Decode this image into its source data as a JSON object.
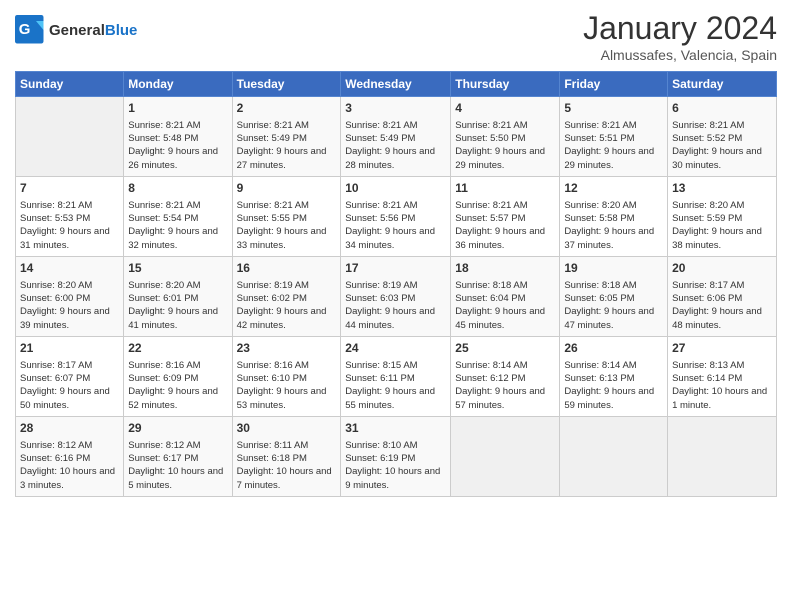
{
  "header": {
    "logo_general": "General",
    "logo_blue": "Blue",
    "month": "January 2024",
    "location": "Almussafes, Valencia, Spain"
  },
  "days_of_week": [
    "Sunday",
    "Monday",
    "Tuesday",
    "Wednesday",
    "Thursday",
    "Friday",
    "Saturday"
  ],
  "weeks": [
    [
      {
        "day": "",
        "empty": true
      },
      {
        "day": "1",
        "sunrise": "Sunrise: 8:21 AM",
        "sunset": "Sunset: 5:48 PM",
        "daylight": "Daylight: 9 hours and 26 minutes."
      },
      {
        "day": "2",
        "sunrise": "Sunrise: 8:21 AM",
        "sunset": "Sunset: 5:49 PM",
        "daylight": "Daylight: 9 hours and 27 minutes."
      },
      {
        "day": "3",
        "sunrise": "Sunrise: 8:21 AM",
        "sunset": "Sunset: 5:49 PM",
        "daylight": "Daylight: 9 hours and 28 minutes."
      },
      {
        "day": "4",
        "sunrise": "Sunrise: 8:21 AM",
        "sunset": "Sunset: 5:50 PM",
        "daylight": "Daylight: 9 hours and 29 minutes."
      },
      {
        "day": "5",
        "sunrise": "Sunrise: 8:21 AM",
        "sunset": "Sunset: 5:51 PM",
        "daylight": "Daylight: 9 hours and 29 minutes."
      },
      {
        "day": "6",
        "sunrise": "Sunrise: 8:21 AM",
        "sunset": "Sunset: 5:52 PM",
        "daylight": "Daylight: 9 hours and 30 minutes."
      }
    ],
    [
      {
        "day": "7",
        "sunrise": "Sunrise: 8:21 AM",
        "sunset": "Sunset: 5:53 PM",
        "daylight": "Daylight: 9 hours and 31 minutes."
      },
      {
        "day": "8",
        "sunrise": "Sunrise: 8:21 AM",
        "sunset": "Sunset: 5:54 PM",
        "daylight": "Daylight: 9 hours and 32 minutes."
      },
      {
        "day": "9",
        "sunrise": "Sunrise: 8:21 AM",
        "sunset": "Sunset: 5:55 PM",
        "daylight": "Daylight: 9 hours and 33 minutes."
      },
      {
        "day": "10",
        "sunrise": "Sunrise: 8:21 AM",
        "sunset": "Sunset: 5:56 PM",
        "daylight": "Daylight: 9 hours and 34 minutes."
      },
      {
        "day": "11",
        "sunrise": "Sunrise: 8:21 AM",
        "sunset": "Sunset: 5:57 PM",
        "daylight": "Daylight: 9 hours and 36 minutes."
      },
      {
        "day": "12",
        "sunrise": "Sunrise: 8:20 AM",
        "sunset": "Sunset: 5:58 PM",
        "daylight": "Daylight: 9 hours and 37 minutes."
      },
      {
        "day": "13",
        "sunrise": "Sunrise: 8:20 AM",
        "sunset": "Sunset: 5:59 PM",
        "daylight": "Daylight: 9 hours and 38 minutes."
      }
    ],
    [
      {
        "day": "14",
        "sunrise": "Sunrise: 8:20 AM",
        "sunset": "Sunset: 6:00 PM",
        "daylight": "Daylight: 9 hours and 39 minutes."
      },
      {
        "day": "15",
        "sunrise": "Sunrise: 8:20 AM",
        "sunset": "Sunset: 6:01 PM",
        "daylight": "Daylight: 9 hours and 41 minutes."
      },
      {
        "day": "16",
        "sunrise": "Sunrise: 8:19 AM",
        "sunset": "Sunset: 6:02 PM",
        "daylight": "Daylight: 9 hours and 42 minutes."
      },
      {
        "day": "17",
        "sunrise": "Sunrise: 8:19 AM",
        "sunset": "Sunset: 6:03 PM",
        "daylight": "Daylight: 9 hours and 44 minutes."
      },
      {
        "day": "18",
        "sunrise": "Sunrise: 8:18 AM",
        "sunset": "Sunset: 6:04 PM",
        "daylight": "Daylight: 9 hours and 45 minutes."
      },
      {
        "day": "19",
        "sunrise": "Sunrise: 8:18 AM",
        "sunset": "Sunset: 6:05 PM",
        "daylight": "Daylight: 9 hours and 47 minutes."
      },
      {
        "day": "20",
        "sunrise": "Sunrise: 8:17 AM",
        "sunset": "Sunset: 6:06 PM",
        "daylight": "Daylight: 9 hours and 48 minutes."
      }
    ],
    [
      {
        "day": "21",
        "sunrise": "Sunrise: 8:17 AM",
        "sunset": "Sunset: 6:07 PM",
        "daylight": "Daylight: 9 hours and 50 minutes."
      },
      {
        "day": "22",
        "sunrise": "Sunrise: 8:16 AM",
        "sunset": "Sunset: 6:09 PM",
        "daylight": "Daylight: 9 hours and 52 minutes."
      },
      {
        "day": "23",
        "sunrise": "Sunrise: 8:16 AM",
        "sunset": "Sunset: 6:10 PM",
        "daylight": "Daylight: 9 hours and 53 minutes."
      },
      {
        "day": "24",
        "sunrise": "Sunrise: 8:15 AM",
        "sunset": "Sunset: 6:11 PM",
        "daylight": "Daylight: 9 hours and 55 minutes."
      },
      {
        "day": "25",
        "sunrise": "Sunrise: 8:14 AM",
        "sunset": "Sunset: 6:12 PM",
        "daylight": "Daylight: 9 hours and 57 minutes."
      },
      {
        "day": "26",
        "sunrise": "Sunrise: 8:14 AM",
        "sunset": "Sunset: 6:13 PM",
        "daylight": "Daylight: 9 hours and 59 minutes."
      },
      {
        "day": "27",
        "sunrise": "Sunrise: 8:13 AM",
        "sunset": "Sunset: 6:14 PM",
        "daylight": "Daylight: 10 hours and 1 minute."
      }
    ],
    [
      {
        "day": "28",
        "sunrise": "Sunrise: 8:12 AM",
        "sunset": "Sunset: 6:16 PM",
        "daylight": "Daylight: 10 hours and 3 minutes."
      },
      {
        "day": "29",
        "sunrise": "Sunrise: 8:12 AM",
        "sunset": "Sunset: 6:17 PM",
        "daylight": "Daylight: 10 hours and 5 minutes."
      },
      {
        "day": "30",
        "sunrise": "Sunrise: 8:11 AM",
        "sunset": "Sunset: 6:18 PM",
        "daylight": "Daylight: 10 hours and 7 minutes."
      },
      {
        "day": "31",
        "sunrise": "Sunrise: 8:10 AM",
        "sunset": "Sunset: 6:19 PM",
        "daylight": "Daylight: 10 hours and 9 minutes."
      },
      {
        "day": "",
        "empty": true
      },
      {
        "day": "",
        "empty": true
      },
      {
        "day": "",
        "empty": true
      }
    ]
  ]
}
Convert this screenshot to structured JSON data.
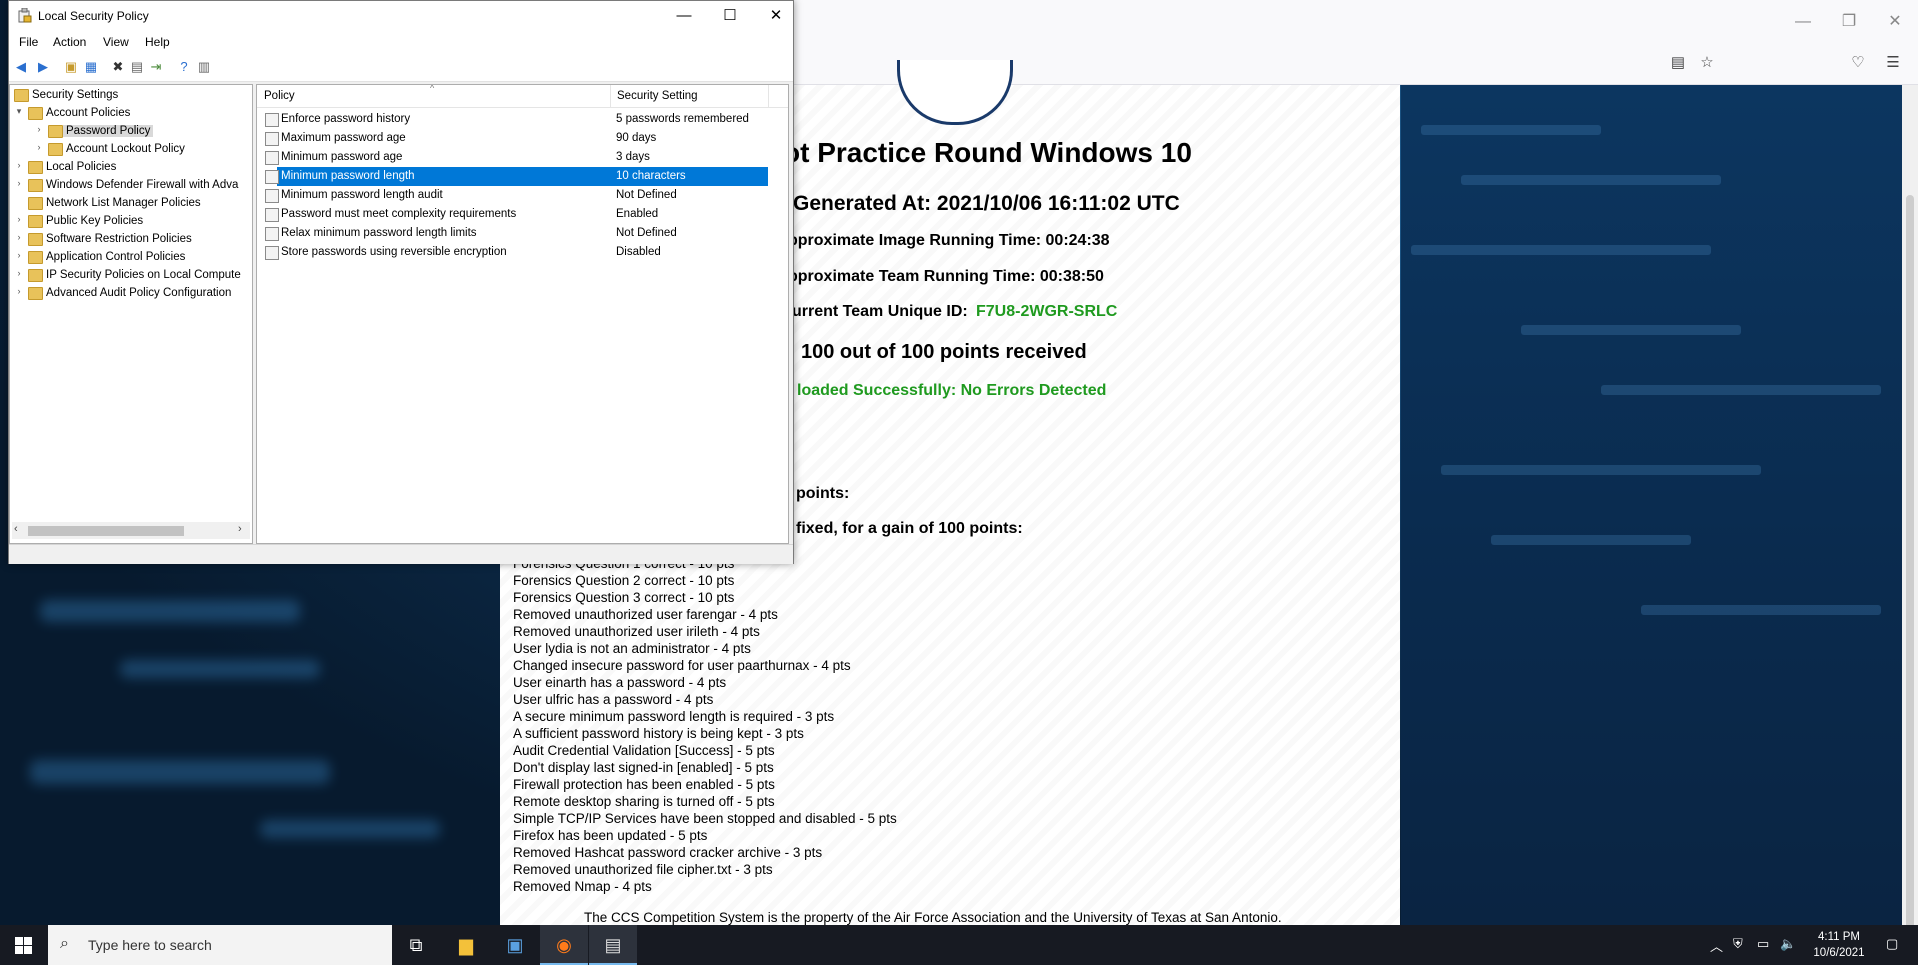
{
  "lsp": {
    "title": "Local Security Policy",
    "menu": [
      "File",
      "Action",
      "View",
      "Help"
    ],
    "tree": [
      {
        "label": "Security Settings",
        "depth": 0,
        "arrow": "",
        "selected": false
      },
      {
        "label": "Account Policies",
        "depth": 1,
        "arrow": "▾",
        "selected": false
      },
      {
        "label": "Password Policy",
        "depth": 2,
        "arrow": "›",
        "selected": true
      },
      {
        "label": "Account Lockout Policy",
        "depth": 2,
        "arrow": "›",
        "selected": false
      },
      {
        "label": "Local Policies",
        "depth": 1,
        "arrow": "›",
        "selected": false
      },
      {
        "label": "Windows Defender Firewall with Adva",
        "depth": 1,
        "arrow": "›",
        "selected": false
      },
      {
        "label": "Network List Manager Policies",
        "depth": 1,
        "arrow": "",
        "selected": false
      },
      {
        "label": "Public Key Policies",
        "depth": 1,
        "arrow": "›",
        "selected": false
      },
      {
        "label": "Software Restriction Policies",
        "depth": 1,
        "arrow": "›",
        "selected": false
      },
      {
        "label": "Application Control Policies",
        "depth": 1,
        "arrow": "›",
        "selected": false
      },
      {
        "label": "IP Security Policies on Local Compute",
        "depth": 1,
        "arrow": "›",
        "selected": false
      },
      {
        "label": "Advanced Audit Policy Configuration",
        "depth": 1,
        "arrow": "›",
        "selected": false
      }
    ],
    "columns": {
      "policy": "Policy",
      "setting": "Security Setting"
    },
    "rows": [
      {
        "policy": "Enforce password history",
        "setting": "5 passwords remembered",
        "selected": false
      },
      {
        "policy": "Maximum password age",
        "setting": "90 days",
        "selected": false
      },
      {
        "policy": "Minimum password age",
        "setting": "3 days",
        "selected": false
      },
      {
        "policy": "Minimum password length",
        "setting": "10 characters",
        "selected": true
      },
      {
        "policy": "Minimum password length audit",
        "setting": "Not Defined",
        "selected": false
      },
      {
        "policy": "Password must meet complexity requirements",
        "setting": "Enabled",
        "selected": false
      },
      {
        "policy": "Relax minimum password length limits",
        "setting": "Not Defined",
        "selected": false
      },
      {
        "policy": "Store passwords using reversible encryption",
        "setting": "Disabled",
        "selected": false
      }
    ]
  },
  "report": {
    "title": "triot Practice Round Windows 10",
    "generated": "Generated At: 2021/10/06 16:11:02 UTC",
    "image_time": "pproximate Image Running Time: 00:24:38",
    "team_time": "pproximate Team Running Time: 00:38:50",
    "team_id_label": "urrent Team Unique ID:",
    "team_id": "F7U8-2WGR-SRLC",
    "points": "100 out of 100 points received",
    "upload": "loaded Successfully: No Errors Detected",
    "penalties_heading": "points:",
    "fixed_heading": "fixed, for a gain of 100 points:",
    "items": [
      "Forensics Question 1 correct - 10 pts",
      "Forensics Question 2 correct - 10 pts",
      "Forensics Question 3 correct - 10 pts",
      "Removed unauthorized user farengar - 4 pts",
      "Removed unauthorized user irileth - 4 pts",
      "User lydia is not an administrator - 4 pts",
      "Changed insecure password for user paarthurnax - 4 pts",
      "User einarth has a password - 4 pts",
      "User ulfric has a password - 4 pts",
      "A secure minimum password length is required - 3 pts",
      "A sufficient password history is being kept - 3 pts",
      "Audit Credential Validation [Success] - 5 pts",
      "Don't display last signed-in [enabled] - 5 pts",
      "Firewall protection has been enabled - 5 pts",
      "Remote desktop sharing is turned off - 5 pts",
      "Simple TCP/IP Services have been stopped and disabled - 5 pts",
      "Firefox has been updated - 5 pts",
      "Removed Hashcat password cracker archive - 3 pts",
      "Removed unauthorized file cipher.txt - 3 pts",
      "Removed Nmap - 4 pts"
    ],
    "footer": "The CCS Competition System is the property of the Air Force Association and the University of Texas at San Antonio."
  },
  "taskbar": {
    "search_placeholder": "Type here to search",
    "time": "4:11 PM",
    "date": "10/6/2021"
  },
  "colors": {
    "accent": "#0078d7",
    "green": "#1f9a1f",
    "taskbar": "#171a22"
  }
}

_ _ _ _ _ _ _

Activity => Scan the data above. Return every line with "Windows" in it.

Problem solution =>
        "label": "Windows Defender Firewall with Adva",
    "title": "triot Practice Round Windows 10",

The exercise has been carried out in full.